By Samantha L. Kafka, CHI Health Foundation
For as long as I can remember, I have loved to learn — from books, to newspapers and scholastic articles. It is, in part, an ever-increasing desire to develop my knowledge, while concurrently fulfilling a greater purpose. It’s a trait that drives both my life and my career.
I have served in the nonprofit sector for more than 10 years. My first role in development and fundraising was working in donor relations and stewardship for a large nonprofit. It was in this role that I was introduced to prospect management through basic research techniques and wealth screening. I enjoyed the opportunities to understand our donors, their passions and their reasons for giving. Here, I found a passion for working in the nonprofit sector.
After earning my master’s degree in public administration, I began my current position at CHI Health Foundation — and boy, was it a change. Our foundation is a seven-person department covering five hospitals. That being said, I wear a lot of different hats: finance, donor relations and prospect management, to name a few.
However, the role of prospect researcher within our organization is unique. Two people fill a traditionally singular role. My national team member, Amy Modin, has access to the wealth screening tools. She works remotely from Colorado and is able screen for potential prospects. Through this collaboration, we have developed new ways to encounter prospects for our development team. In addition, collaboration has helped to broaden our knowledge and strategize on moves management. In this case, two minds are better than one.
From a prospect research angle, my role includes the data input, analysis and varied research outside of wealth screenings. I feel like the new kid in school, occasionally wandering down the wrong hallway, searching for the right door. The knowledge I gained through contact with other Apra Great Plains members, webinars, articles and more has helped me to develop an understanding of moves management and best practices. However, I know this is the very tip of the iceberg.
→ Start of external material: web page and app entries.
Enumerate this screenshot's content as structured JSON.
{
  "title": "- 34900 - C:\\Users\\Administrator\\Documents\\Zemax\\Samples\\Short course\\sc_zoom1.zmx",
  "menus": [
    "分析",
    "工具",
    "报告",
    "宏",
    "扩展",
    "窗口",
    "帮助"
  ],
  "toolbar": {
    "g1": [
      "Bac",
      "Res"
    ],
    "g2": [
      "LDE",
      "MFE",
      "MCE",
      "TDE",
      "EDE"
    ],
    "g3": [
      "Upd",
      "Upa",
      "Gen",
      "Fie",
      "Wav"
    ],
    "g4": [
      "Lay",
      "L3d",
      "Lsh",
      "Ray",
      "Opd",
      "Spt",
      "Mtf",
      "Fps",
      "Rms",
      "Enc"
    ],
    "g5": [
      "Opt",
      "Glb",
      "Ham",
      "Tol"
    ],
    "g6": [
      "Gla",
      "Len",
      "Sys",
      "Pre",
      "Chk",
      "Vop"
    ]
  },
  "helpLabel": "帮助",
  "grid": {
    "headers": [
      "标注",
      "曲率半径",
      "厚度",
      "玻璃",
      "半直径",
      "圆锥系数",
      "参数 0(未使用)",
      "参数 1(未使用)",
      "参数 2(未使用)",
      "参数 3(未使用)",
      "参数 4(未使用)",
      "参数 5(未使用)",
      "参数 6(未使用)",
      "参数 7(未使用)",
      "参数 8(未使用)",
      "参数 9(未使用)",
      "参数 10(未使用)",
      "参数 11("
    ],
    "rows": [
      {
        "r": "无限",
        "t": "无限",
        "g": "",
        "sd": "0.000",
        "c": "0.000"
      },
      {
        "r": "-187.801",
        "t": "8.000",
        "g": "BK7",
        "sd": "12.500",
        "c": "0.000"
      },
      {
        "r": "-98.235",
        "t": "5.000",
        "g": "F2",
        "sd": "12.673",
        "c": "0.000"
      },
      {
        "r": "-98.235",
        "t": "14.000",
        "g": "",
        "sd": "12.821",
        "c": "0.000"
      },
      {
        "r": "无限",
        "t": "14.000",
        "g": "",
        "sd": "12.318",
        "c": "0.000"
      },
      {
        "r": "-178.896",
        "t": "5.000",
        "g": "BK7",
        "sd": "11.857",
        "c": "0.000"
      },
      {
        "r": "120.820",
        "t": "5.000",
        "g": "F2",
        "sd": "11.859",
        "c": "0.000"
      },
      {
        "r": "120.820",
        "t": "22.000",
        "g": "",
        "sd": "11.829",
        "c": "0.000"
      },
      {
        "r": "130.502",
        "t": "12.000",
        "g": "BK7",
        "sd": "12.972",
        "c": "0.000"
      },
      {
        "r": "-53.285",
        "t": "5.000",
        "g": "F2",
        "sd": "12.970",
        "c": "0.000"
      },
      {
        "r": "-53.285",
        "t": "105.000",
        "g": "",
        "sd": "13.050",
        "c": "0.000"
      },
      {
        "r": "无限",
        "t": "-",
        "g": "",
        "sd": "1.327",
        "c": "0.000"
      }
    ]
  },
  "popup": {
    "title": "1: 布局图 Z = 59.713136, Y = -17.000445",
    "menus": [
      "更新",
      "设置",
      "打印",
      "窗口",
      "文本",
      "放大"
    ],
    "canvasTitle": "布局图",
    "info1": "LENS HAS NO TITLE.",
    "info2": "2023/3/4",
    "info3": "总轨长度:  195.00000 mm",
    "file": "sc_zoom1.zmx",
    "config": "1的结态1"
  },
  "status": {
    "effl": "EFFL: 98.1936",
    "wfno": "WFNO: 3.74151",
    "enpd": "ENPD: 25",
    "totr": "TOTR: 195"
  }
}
It is my hope to master the integration of prospect research and management into a major gift program, determine the best way to navigate the data, and articulate the information in an informative and efficient manner to my team.
As a newbie, I continually encounter challenges. I struggle in the development of substantive action metrics, generating prospect identification protocols and, for goodness sake, how to find a verifiable prospect e-mail. Time and access are struggles as well. I’d love to have access to wealth screening tools myself, as it’s difficult to verify the information I gather and nearly impossible to create a wealth rating based solely on free resources while balancing this role with my other duties. Lastly, I don’t know what I don’t know. There seems to be an array of books, articles and sources on the subject matter, so much so it is difficult to determine which are worthwhile.
I’ve been asked in the past what I want to know about prospect research and management, and largely due to my inquisitive desire, my answer is: everything. I realize that may be grandiose, but it’s true. From the most basic to the most advanced, I want to be able to understand and navigate the role. It is my hope to master the integration of prospect research and management into a major gift program, determine the best way to navigate the data, and articulate the information in an informative and efficient manner to my team.
As I look to the future, I know that conquering challenges leads to self-development, team success and ultimately advancement of our mission. That’s my ultimate goal. It is my hope that I can marry my experience in donor relations and prospect research to one day be able to help those who are in my same position — the newbie.
Learn more about the author featured in this article on the Connections Thought Leadership Page.